● **What the exercise asks**
Please state how many lines in the records below contain the word "username"; the answer should be a number and nothing else.

● **Supplied data**
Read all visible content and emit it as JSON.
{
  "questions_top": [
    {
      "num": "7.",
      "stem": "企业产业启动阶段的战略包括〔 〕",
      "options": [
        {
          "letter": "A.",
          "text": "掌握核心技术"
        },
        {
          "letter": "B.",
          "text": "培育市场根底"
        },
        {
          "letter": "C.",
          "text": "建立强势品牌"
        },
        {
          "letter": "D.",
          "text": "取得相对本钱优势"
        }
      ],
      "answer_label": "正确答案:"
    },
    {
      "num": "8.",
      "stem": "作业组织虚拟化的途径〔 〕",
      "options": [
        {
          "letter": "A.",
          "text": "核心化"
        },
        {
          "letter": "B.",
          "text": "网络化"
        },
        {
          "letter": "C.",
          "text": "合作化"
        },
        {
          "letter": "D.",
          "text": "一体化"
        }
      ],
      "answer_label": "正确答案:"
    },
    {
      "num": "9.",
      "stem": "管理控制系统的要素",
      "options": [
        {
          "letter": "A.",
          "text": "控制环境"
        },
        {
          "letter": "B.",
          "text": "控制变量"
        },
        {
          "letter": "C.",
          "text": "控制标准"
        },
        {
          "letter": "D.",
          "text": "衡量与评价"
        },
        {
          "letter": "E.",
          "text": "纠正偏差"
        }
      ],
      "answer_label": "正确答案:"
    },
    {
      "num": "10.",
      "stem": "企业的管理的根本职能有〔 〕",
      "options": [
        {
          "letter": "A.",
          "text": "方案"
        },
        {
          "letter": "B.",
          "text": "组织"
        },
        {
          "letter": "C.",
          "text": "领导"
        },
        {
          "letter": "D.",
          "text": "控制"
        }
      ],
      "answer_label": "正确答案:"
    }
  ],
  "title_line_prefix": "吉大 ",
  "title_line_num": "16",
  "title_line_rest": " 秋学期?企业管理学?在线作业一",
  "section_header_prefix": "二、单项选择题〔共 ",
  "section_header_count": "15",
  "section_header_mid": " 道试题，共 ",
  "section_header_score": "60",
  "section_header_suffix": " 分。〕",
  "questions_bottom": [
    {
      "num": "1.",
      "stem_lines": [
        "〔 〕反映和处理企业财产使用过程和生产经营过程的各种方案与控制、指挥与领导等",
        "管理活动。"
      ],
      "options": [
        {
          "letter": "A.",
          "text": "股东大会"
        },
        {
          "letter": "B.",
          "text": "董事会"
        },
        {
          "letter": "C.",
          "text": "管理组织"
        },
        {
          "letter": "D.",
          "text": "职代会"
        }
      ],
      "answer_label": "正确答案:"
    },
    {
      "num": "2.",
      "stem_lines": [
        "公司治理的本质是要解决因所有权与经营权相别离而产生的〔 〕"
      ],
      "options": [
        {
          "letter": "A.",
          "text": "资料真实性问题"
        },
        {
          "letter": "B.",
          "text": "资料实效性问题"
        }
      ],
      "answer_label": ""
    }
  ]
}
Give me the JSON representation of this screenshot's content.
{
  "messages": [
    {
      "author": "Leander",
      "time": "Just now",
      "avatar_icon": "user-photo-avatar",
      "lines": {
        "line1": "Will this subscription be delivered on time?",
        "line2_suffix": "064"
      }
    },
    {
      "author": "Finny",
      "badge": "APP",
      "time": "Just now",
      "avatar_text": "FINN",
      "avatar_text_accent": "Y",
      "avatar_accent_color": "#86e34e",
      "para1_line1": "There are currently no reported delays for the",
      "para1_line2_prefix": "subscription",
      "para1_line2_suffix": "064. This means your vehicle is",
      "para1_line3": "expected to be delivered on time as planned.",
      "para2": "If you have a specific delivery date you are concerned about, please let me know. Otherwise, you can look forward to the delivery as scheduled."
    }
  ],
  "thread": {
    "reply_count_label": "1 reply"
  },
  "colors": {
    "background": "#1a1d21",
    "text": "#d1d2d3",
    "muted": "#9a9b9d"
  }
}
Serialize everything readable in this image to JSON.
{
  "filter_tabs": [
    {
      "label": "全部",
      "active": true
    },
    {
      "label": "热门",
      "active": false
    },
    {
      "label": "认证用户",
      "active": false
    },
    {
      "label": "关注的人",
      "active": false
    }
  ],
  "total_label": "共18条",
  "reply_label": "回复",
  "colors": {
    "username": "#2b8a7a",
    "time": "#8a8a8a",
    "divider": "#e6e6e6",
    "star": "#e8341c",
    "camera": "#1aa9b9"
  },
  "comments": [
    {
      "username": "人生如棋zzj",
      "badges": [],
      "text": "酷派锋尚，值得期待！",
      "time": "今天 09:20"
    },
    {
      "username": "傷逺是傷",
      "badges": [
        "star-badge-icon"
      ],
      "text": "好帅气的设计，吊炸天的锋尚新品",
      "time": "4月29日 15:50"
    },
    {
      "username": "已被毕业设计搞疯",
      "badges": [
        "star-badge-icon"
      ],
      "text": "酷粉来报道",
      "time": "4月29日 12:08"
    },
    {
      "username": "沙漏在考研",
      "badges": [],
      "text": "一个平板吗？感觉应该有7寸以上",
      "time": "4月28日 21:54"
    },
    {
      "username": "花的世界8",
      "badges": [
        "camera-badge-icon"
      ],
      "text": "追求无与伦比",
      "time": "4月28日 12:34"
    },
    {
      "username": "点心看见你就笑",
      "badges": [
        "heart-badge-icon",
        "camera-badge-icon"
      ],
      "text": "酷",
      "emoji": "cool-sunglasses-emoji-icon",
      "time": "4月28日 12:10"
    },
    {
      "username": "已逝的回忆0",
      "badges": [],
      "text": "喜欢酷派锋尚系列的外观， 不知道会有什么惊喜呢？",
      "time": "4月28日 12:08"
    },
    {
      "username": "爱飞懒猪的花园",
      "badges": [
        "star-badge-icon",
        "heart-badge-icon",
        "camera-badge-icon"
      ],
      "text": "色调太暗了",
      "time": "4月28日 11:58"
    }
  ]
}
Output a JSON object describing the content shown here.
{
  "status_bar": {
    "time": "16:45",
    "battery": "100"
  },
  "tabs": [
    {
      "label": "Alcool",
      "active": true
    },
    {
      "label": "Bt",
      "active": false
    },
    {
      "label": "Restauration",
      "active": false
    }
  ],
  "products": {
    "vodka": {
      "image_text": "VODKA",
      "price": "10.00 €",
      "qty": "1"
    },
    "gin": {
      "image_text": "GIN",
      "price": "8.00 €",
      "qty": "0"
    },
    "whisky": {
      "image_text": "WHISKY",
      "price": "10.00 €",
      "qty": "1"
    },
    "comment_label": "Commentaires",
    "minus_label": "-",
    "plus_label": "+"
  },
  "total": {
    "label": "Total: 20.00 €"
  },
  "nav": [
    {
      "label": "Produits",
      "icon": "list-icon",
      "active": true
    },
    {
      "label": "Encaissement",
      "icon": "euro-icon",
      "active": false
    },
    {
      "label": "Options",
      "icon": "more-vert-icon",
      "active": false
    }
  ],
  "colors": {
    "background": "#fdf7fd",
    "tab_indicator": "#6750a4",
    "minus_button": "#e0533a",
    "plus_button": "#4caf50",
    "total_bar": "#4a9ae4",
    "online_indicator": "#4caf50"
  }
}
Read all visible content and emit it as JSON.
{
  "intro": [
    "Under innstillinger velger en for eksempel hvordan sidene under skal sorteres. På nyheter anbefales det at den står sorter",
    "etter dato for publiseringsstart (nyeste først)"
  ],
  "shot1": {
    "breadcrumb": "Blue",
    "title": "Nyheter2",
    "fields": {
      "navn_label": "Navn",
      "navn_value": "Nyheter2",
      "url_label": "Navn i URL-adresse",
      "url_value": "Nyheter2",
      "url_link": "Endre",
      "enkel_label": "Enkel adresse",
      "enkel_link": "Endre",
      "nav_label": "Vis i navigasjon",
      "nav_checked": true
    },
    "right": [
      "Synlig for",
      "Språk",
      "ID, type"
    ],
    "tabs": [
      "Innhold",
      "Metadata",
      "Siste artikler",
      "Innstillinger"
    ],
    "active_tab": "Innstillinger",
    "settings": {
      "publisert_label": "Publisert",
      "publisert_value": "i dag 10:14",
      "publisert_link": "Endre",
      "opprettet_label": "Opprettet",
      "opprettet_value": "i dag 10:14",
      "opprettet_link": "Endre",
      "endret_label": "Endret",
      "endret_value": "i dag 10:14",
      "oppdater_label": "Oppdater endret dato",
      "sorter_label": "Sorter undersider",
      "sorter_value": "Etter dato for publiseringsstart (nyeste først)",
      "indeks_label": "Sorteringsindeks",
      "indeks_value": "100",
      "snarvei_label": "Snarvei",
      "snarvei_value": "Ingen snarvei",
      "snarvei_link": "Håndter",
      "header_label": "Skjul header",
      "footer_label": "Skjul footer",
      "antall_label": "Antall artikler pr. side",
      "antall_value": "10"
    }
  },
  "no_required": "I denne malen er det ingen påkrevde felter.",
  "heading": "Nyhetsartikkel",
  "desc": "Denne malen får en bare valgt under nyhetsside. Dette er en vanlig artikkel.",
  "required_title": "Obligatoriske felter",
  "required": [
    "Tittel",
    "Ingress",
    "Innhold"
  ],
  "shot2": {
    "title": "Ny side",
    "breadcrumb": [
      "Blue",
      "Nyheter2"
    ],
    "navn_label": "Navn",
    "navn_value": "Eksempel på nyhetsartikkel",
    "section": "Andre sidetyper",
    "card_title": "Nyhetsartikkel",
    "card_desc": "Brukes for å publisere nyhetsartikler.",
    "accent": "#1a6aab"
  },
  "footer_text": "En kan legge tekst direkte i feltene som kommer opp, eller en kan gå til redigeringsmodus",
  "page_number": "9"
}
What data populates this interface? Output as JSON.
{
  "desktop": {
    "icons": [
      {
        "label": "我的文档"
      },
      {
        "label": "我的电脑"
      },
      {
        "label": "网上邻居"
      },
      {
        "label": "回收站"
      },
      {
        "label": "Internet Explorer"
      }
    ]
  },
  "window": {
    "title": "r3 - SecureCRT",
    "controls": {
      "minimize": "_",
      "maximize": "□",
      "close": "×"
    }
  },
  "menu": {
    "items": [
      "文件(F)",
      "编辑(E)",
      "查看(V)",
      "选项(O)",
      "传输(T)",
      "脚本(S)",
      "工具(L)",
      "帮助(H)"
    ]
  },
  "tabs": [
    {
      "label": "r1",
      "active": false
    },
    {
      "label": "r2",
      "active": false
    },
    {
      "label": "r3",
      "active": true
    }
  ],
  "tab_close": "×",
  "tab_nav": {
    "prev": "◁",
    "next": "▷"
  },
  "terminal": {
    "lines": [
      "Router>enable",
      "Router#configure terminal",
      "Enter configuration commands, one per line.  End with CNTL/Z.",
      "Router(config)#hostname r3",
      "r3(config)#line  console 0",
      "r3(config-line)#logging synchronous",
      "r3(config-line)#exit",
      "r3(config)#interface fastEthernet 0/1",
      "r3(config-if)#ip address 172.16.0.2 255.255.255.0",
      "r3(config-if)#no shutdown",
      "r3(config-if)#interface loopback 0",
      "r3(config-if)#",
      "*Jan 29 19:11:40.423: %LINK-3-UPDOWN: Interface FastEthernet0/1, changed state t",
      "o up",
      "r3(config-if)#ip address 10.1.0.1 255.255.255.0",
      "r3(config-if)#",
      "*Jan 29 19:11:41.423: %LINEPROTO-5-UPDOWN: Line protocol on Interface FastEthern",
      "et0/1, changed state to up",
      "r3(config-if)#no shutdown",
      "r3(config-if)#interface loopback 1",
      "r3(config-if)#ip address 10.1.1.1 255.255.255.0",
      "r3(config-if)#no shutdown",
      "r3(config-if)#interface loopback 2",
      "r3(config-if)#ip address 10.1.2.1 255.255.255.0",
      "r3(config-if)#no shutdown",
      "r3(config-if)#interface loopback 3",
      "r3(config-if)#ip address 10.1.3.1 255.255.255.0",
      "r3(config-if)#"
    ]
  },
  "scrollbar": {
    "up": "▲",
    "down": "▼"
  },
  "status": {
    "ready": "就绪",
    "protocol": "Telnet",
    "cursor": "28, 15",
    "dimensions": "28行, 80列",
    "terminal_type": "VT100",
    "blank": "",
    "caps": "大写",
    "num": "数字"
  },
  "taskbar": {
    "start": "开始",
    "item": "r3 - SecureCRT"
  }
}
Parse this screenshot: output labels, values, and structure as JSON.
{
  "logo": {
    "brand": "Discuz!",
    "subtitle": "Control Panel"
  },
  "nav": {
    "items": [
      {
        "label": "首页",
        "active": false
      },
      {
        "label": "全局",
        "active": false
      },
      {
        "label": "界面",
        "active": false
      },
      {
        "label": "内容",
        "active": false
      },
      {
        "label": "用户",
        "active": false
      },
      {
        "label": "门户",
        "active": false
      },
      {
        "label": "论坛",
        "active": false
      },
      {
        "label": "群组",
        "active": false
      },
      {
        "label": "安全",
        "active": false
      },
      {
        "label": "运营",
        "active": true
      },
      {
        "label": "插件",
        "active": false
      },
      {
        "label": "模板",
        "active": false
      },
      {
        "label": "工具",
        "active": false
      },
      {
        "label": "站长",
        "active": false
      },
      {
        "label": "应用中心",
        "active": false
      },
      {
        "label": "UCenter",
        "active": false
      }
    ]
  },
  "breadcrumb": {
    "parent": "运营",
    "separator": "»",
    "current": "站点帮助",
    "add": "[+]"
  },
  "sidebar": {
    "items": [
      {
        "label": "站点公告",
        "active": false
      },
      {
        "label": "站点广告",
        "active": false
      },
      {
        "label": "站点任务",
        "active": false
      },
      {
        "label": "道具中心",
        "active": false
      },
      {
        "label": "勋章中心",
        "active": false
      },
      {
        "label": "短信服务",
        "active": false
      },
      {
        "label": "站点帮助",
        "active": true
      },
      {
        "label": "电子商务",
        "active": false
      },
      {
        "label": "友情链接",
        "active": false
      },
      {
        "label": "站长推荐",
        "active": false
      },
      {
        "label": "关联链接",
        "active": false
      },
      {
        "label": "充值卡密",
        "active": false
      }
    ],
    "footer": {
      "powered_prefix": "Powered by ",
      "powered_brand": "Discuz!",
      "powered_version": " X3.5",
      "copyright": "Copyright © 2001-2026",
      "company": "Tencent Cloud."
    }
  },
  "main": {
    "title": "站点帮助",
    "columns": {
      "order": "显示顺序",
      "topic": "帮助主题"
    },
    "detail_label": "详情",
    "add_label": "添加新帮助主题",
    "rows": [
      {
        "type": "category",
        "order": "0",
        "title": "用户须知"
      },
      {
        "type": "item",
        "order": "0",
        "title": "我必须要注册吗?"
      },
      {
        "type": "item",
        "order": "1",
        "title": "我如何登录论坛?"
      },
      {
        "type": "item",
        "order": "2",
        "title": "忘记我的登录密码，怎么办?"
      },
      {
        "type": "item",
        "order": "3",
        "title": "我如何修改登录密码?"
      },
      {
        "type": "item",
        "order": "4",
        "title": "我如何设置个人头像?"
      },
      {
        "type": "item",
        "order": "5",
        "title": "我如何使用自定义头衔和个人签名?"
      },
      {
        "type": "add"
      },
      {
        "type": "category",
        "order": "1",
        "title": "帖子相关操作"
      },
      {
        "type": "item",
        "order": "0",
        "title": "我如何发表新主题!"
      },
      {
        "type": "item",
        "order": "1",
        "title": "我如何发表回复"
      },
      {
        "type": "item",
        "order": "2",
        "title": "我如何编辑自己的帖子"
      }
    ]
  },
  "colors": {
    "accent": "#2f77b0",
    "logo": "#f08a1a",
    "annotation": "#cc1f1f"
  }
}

● **Written answer**
9